Democracy and governance
The Chilean democracy of the 1990s and 2000s that emerged after the military regime has been limited by constitutional enclaves and restrictions oriented to ensure the consolidation of the economic model. The Chilean political system, albeit having restored basic political rights, protects the hegemony of economic elites and the political establishment, and provides the armed forces with budgets from the buoyant copper sector and pensions and health systems different from the rest of the population. The country´s constitution gives no room to hold plebiscites, and gives absolute primacy to private property and markets over state ownership and social rights.
The two party (binomial) electoral system has produced a super stable political equilibrium in which social democratic and neoconservative coalitions share, over time, power and perks, leaving little room for the political representation of more varied political and social movements, thus postponing the renewal of the political class. In turn, Chileans abroad are not allowed yet to vote in national elections in Chile.

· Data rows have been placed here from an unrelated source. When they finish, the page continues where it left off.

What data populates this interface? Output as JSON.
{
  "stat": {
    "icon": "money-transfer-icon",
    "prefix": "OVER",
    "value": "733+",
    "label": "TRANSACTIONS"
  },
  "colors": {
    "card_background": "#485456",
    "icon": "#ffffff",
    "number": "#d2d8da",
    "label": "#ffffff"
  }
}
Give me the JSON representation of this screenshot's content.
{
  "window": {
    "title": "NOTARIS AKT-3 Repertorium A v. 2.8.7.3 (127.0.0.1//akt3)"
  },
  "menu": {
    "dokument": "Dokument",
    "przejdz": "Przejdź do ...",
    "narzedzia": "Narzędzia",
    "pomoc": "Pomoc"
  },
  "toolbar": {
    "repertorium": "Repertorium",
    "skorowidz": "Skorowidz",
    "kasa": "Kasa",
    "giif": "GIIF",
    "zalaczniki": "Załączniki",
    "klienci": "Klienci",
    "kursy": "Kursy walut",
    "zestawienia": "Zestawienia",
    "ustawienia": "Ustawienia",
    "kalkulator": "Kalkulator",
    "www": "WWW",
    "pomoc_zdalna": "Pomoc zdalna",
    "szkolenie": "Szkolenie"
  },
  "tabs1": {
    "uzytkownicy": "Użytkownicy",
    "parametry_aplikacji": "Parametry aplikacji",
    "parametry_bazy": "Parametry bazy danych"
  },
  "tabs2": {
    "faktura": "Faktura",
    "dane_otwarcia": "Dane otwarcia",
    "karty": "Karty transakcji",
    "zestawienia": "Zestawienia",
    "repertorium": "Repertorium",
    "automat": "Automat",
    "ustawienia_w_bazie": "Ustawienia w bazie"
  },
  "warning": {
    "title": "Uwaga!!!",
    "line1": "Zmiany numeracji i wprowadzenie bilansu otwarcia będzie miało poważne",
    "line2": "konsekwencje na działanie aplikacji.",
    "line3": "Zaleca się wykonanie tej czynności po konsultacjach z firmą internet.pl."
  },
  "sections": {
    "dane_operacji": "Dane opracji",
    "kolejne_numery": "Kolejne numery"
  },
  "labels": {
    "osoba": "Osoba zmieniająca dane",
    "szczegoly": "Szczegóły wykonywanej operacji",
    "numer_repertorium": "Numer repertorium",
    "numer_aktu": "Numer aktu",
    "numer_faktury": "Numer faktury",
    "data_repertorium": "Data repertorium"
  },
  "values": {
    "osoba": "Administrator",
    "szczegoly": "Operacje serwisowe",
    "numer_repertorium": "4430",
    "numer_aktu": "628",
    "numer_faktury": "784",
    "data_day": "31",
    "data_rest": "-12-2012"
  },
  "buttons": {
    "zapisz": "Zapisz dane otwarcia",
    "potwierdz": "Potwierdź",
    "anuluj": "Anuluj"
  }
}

The emergence of an active yet peaceful student and social movement caught everybody by surprise in demanding free education, the end of the profit motive in education, and far reaching structural reforms for more egalitarian and democratic development. The ability of the political and institutional system to process this new agenda remains to be seen. It is apparent that Chile needs a new social contract to marry the dynamism in wealth creation shown in recent decades with social equity, effective economic security and more democracy.
Lessons from Chile
The Chilean experience offers some interesting lessons on the road to reform and development. To name just a few: first, specific country circumstances and historical background are very important for the success or failures of policies. What apparently works in one country setting may not work in others. Second, the excessive zeal of seeing markets as an end in themselves, rather than an instrument, may be very costly. Marketization of education, health, and pensions, can be detrimental to social equity, mobility and the quality of social services. Third, the maximization of GDP per capita is not a balanced development strategy. It should be complimented by serious attention to reducing inequality, fostering regional development, improving the quality of life and protecting the environment. Fourth, an effective and participatory democracy, devoid of elitist enclaves, is a critical input for the design of balanced and fair development priorities besides being a value in itself.
1 Andres Solimano, Chile and the Neoliberal Trap: The Post-Pinochet Era, Cambridge University Press (2012). For more information: http://www.cambridge.org/us/knowledge/isbn/item6828673/?site_locale=en_US.
Andrés Solimano, a Chilean-Italian national, holds a PhD in economics from MIT. He is currently the chairman of the International Center for Globalization and Development, CIGLOB, based in Santiago, Chile.